### Given entries
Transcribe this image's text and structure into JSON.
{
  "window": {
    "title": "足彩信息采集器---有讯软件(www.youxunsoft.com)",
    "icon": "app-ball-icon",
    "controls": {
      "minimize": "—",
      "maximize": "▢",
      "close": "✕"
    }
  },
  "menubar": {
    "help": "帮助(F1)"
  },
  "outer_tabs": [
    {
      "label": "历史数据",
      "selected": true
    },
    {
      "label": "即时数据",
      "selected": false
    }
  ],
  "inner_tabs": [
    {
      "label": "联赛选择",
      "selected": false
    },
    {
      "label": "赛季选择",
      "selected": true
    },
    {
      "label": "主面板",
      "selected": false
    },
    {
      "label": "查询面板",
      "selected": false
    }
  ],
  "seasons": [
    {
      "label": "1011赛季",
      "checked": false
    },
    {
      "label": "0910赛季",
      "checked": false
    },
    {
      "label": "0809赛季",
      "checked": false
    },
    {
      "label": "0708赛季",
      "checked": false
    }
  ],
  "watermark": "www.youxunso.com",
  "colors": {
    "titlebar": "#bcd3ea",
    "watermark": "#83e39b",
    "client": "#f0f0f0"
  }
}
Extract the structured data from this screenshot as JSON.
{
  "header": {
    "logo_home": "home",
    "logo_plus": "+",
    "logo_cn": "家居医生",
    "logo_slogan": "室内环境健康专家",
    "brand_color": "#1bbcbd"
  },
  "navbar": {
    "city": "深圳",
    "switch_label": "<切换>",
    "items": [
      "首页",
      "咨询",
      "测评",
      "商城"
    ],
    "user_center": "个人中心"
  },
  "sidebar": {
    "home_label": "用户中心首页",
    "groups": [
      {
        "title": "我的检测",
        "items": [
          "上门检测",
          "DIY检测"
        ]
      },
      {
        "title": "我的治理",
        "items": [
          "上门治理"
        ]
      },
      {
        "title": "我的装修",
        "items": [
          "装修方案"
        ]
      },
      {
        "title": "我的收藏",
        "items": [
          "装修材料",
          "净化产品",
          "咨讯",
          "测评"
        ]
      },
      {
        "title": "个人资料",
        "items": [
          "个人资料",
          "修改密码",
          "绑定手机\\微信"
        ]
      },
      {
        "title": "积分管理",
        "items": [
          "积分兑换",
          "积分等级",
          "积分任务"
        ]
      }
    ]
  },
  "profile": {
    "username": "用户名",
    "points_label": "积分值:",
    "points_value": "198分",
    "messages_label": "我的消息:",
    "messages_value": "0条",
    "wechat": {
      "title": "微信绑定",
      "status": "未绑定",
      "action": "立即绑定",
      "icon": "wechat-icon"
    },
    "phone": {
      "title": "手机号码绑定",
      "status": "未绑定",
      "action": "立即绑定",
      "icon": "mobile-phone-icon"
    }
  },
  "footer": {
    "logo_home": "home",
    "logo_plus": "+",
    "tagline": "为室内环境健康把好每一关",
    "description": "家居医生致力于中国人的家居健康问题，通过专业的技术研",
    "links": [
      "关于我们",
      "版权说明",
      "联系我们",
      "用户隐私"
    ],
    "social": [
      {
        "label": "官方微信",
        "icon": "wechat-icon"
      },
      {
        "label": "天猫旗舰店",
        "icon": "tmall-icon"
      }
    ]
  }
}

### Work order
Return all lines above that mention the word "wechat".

### Exercise response
    "wechat": {
      "icon": "wechat-icon"
        "icon": "wechat-icon"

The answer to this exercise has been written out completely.